We have 15 brave riders entering the ride which include staff from hostels, board members and national office staff.
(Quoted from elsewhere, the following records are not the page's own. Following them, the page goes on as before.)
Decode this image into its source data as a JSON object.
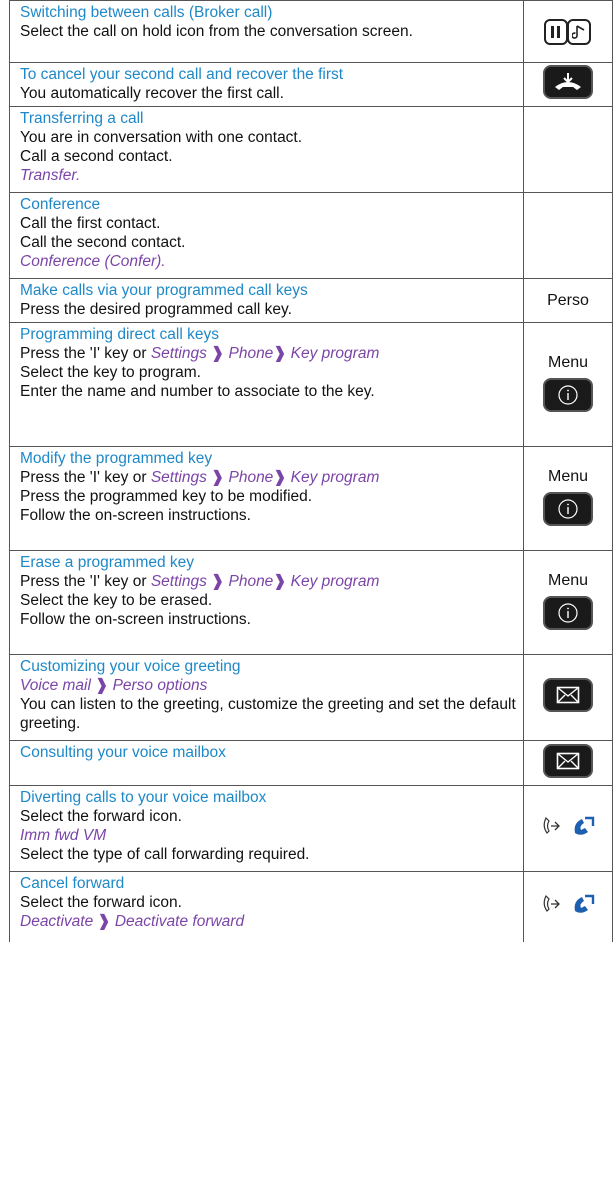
{
  "arrow": "❱",
  "rows": [
    {
      "title": "Switching between calls (Broker call)",
      "lines": [
        "Select the call on hold icon from the conversation screen."
      ]
    },
    {
      "title": "To cancel your second call and recover the first",
      "lines": [
        "You automatically recover the first call."
      ]
    },
    {
      "title": "Transferring a call",
      "lines": [
        "You are in conversation with one contact.",
        "Call a second contact."
      ],
      "italic": "Transfer."
    },
    {
      "title": "Conference",
      "lines": [
        "Call the first contact.",
        "Call the second contact."
      ],
      "italic": "Conference (Confer)."
    },
    {
      "title": "Make calls via your programmed call keys",
      "lines": [
        "Press the desired programmed call key."
      ],
      "icon_word": "Perso"
    },
    {
      "title": "Programming direct call keys",
      "press_prefix": "Press the 'I' key or",
      "path": [
        "Settings",
        "Phone",
        "Key program"
      ],
      "lines": [
        "Select the key to program.",
        "Enter the name and number to associate to the key."
      ],
      "icon_word": "Menu"
    },
    {
      "title": "Modify the programmed key",
      "press_prefix": "Press the 'I' key or",
      "path": [
        "Settings",
        "Phone",
        "Key program"
      ],
      "lines": [
        "Press the programmed key to be modified.",
        "Follow the on-screen instructions."
      ],
      "icon_word": "Menu"
    },
    {
      "title": "Erase a programmed key",
      "press_prefix": "Press the 'I' key or",
      "path": [
        "Settings",
        "Phone",
        "Key program"
      ],
      "lines": [
        "Select the key to be erased.",
        "Follow the on-screen instructions."
      ],
      "icon_word": "Menu"
    },
    {
      "title": "Customizing your voice greeting",
      "path": [
        "Voice mail",
        "Perso options"
      ],
      "lines": [
        "You can listen to the greeting, customize the greeting and set the default greeting."
      ]
    },
    {
      "title": "Consulting your voice mailbox"
    },
    {
      "title": "Diverting calls to your voice mailbox",
      "lines": [
        "Select the forward icon."
      ],
      "italic": "Imm fwd VM",
      "lines_after": [
        "Select the type of call forwarding required."
      ]
    },
    {
      "title": "Cancel forward",
      "lines": [
        "Select the forward icon."
      ],
      "path": [
        "Deactivate",
        "Deactivate forward"
      ]
    }
  ],
  "icons": {
    "hold": "call-on-hold-icon",
    "hangup": "hang-up-key-icon",
    "info": "info-key-icon",
    "mail": "voicemail-key-icon",
    "forward": "forward-icon",
    "voicemail_handset": "voicemail-handset-icon"
  }
}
The ride will be over six days from Sunday October 25 to Friday October 30, starting in Wellington, travelling via Napier and ending in Rotorua where the YHA AGM is taking place.

Our fearless few are:

Ben Mitchell – National Chair
Mark Wells – YHA CEO
Coral Laughton – Board Member
Brian Young – Coral’s Partner
Helen Bell – YHA Te Anau Hostel Manager
Amy Patterson – YHA Queenstown Hostel Assistant
Larry Dart – Auckland International Business Development Manager
Sean Gidall – YHA Nelson Hostel Manager
Yoko Watanabe – YHA Nelson Hostel Assistant
Alex Swindells – Channel Marketing Manager
Nicola Ross – Customer Services Assistant
Sutter Schumacher – ICT Project Coordinator
Maureen McCloy – National Secretary
Mike Flaws – Maureen’s Partner
Robyn Houghton - Geriatrix (affiliate YHA Group)

Here's where we're heading and when we'll be there:

Date From To
Day 1 - 25th Oct Wellington - Masterton
Day 2 - 26th Oct Masterton - Dannevirke
Day 3 - 27th Oct Dannevirke - Napier
Day 4 - 28th Oct Napier - Te Pohue
Day 5 - 29th Oct Te Pohue - Taupo
Day 6 - 30th Oct Taupo - END: Rotorua

You can check out our route by clicking on the following links:

Day 1: http://www.mapmyride.com/ride/new-zealand/upper-hutt---masterton/604125185155041464

Day 2: http://www.mapmyride.com/ride/new-zealand/masterton/692125530373757042

Day 3: http://www.mapmyride.com/ride/new-zealand/dannevirke/911125530399911012

Day 4: http://www.mapmyride.com/ride/new-zealand/napier/942125530435733308

Day 5: http://www.mapmyride.com/ride/new-zealand/napier/284125531291152362

Day 6: http://www.mapmyride.com/ride/new-zealand/reporoa/460125531412435459

We'll be updating our blog daily so you can keep a track of where we're at and who's doing what to keep the spirits up.

If you would like to make a donation to Riding for Rakiura or sponsor a rider check out www.givealittle.co.nz/cause/Ride4Rakiura